● Task description
Wherever the word "Confirmations" appears in a line of the data, that line should be copied.

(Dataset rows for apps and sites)
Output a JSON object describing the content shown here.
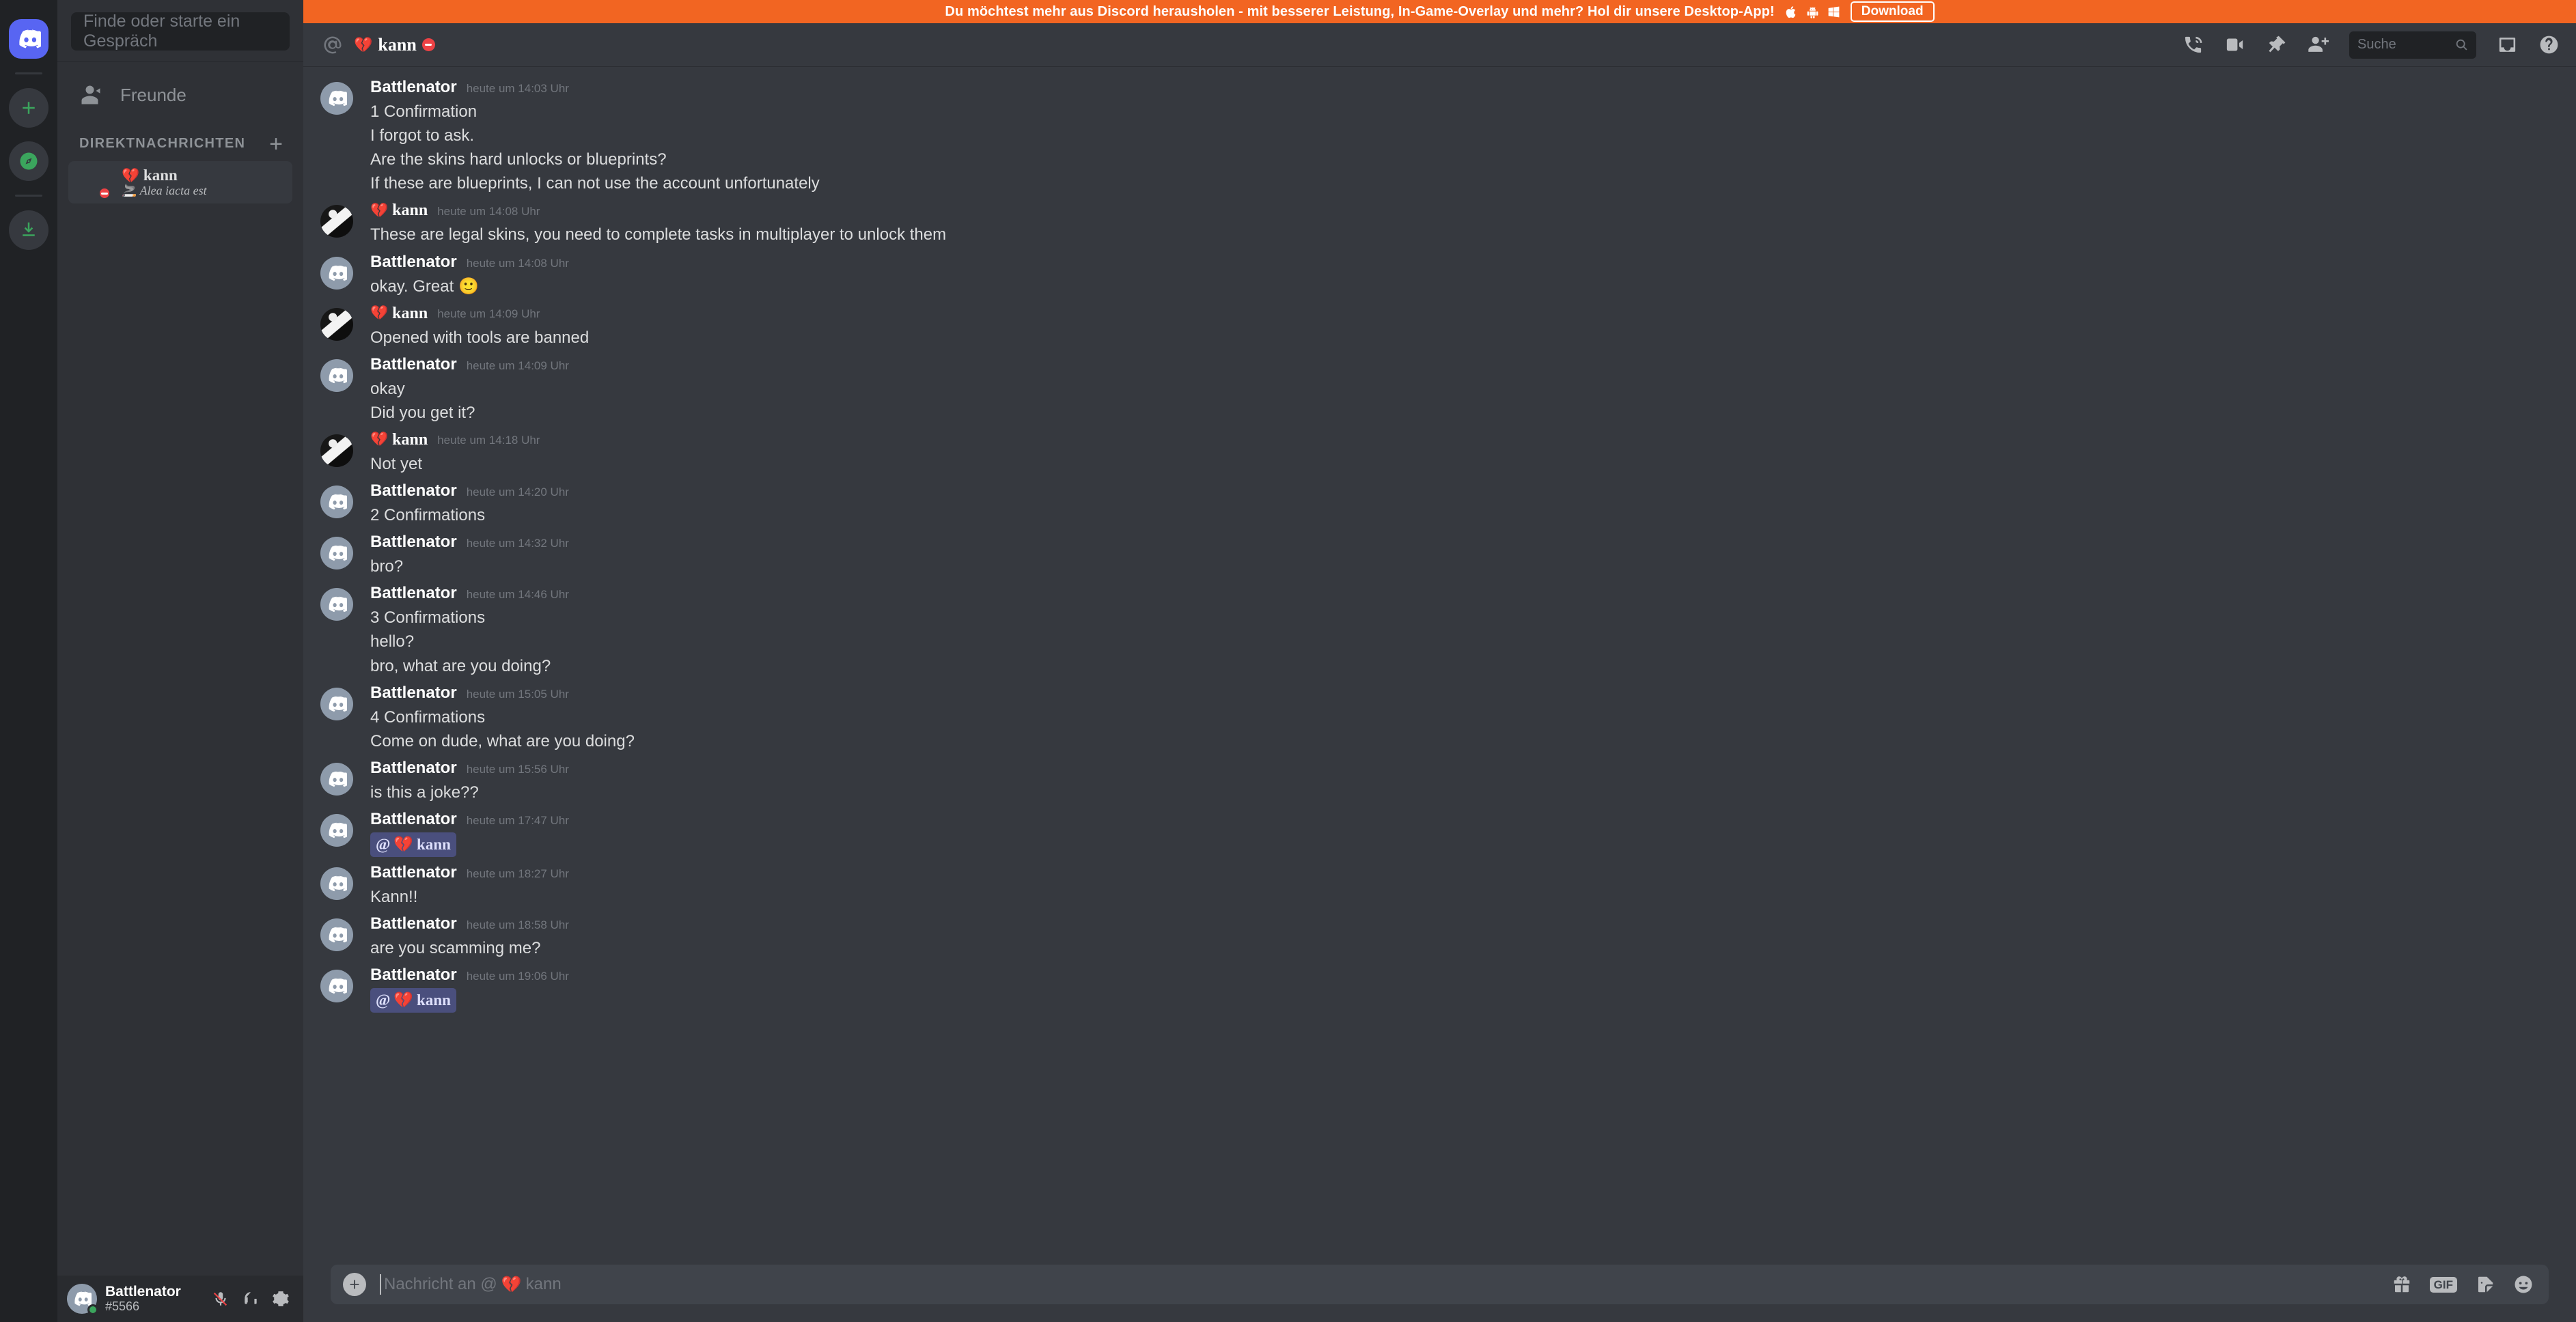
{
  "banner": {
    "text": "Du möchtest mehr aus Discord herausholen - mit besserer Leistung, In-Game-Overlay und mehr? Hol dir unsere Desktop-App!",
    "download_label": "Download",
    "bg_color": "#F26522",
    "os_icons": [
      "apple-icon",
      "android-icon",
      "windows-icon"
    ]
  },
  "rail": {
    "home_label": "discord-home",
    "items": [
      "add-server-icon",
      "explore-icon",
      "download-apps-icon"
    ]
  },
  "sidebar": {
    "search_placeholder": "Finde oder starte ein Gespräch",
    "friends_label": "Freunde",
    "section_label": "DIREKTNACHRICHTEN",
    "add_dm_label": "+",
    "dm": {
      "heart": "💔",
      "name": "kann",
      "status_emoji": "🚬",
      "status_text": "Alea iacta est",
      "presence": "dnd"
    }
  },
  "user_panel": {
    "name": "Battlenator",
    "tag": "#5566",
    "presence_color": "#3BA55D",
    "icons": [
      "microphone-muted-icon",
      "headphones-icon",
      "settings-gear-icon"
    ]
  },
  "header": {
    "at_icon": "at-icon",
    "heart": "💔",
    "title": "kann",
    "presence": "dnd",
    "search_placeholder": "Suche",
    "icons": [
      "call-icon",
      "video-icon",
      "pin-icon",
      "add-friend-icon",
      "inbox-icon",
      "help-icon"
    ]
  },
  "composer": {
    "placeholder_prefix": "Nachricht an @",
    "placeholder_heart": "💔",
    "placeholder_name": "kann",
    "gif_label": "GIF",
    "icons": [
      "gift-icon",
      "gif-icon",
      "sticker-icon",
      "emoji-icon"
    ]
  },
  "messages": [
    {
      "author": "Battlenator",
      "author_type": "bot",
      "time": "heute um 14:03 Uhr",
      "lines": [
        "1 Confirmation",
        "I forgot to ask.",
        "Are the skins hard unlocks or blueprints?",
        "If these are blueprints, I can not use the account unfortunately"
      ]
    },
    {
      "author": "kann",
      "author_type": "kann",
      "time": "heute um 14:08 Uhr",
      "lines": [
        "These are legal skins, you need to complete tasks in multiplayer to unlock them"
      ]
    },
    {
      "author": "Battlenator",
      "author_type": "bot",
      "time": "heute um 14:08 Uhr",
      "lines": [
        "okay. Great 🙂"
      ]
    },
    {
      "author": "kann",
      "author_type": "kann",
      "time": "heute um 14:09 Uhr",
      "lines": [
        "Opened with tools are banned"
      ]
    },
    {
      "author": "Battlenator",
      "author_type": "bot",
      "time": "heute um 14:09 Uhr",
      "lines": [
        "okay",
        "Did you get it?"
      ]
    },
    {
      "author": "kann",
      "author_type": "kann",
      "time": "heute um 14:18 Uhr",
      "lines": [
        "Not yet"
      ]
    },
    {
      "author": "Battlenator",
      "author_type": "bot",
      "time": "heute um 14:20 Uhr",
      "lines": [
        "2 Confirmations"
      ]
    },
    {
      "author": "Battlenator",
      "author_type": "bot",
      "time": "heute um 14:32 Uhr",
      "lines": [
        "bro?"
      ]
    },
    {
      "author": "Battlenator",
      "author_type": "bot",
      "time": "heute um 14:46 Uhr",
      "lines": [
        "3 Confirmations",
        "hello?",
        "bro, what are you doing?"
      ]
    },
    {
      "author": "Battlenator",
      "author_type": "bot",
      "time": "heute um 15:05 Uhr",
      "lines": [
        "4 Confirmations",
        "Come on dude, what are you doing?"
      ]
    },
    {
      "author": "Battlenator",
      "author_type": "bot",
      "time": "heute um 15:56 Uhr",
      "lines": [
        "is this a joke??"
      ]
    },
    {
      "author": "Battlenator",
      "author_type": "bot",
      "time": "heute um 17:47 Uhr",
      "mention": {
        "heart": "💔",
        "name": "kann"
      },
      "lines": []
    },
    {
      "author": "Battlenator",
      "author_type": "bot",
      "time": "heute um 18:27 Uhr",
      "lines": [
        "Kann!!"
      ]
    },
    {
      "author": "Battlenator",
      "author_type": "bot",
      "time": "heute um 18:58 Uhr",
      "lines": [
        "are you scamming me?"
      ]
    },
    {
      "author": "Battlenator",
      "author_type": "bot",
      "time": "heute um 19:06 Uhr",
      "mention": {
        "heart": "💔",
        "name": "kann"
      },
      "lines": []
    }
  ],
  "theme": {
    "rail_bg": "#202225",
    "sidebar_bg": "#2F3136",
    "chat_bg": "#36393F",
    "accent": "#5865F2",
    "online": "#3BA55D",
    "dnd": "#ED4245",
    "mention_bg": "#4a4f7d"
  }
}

● Solution for this task
        "2 Confirmations"
        "3 Confirmations",
        "4 Confirmations",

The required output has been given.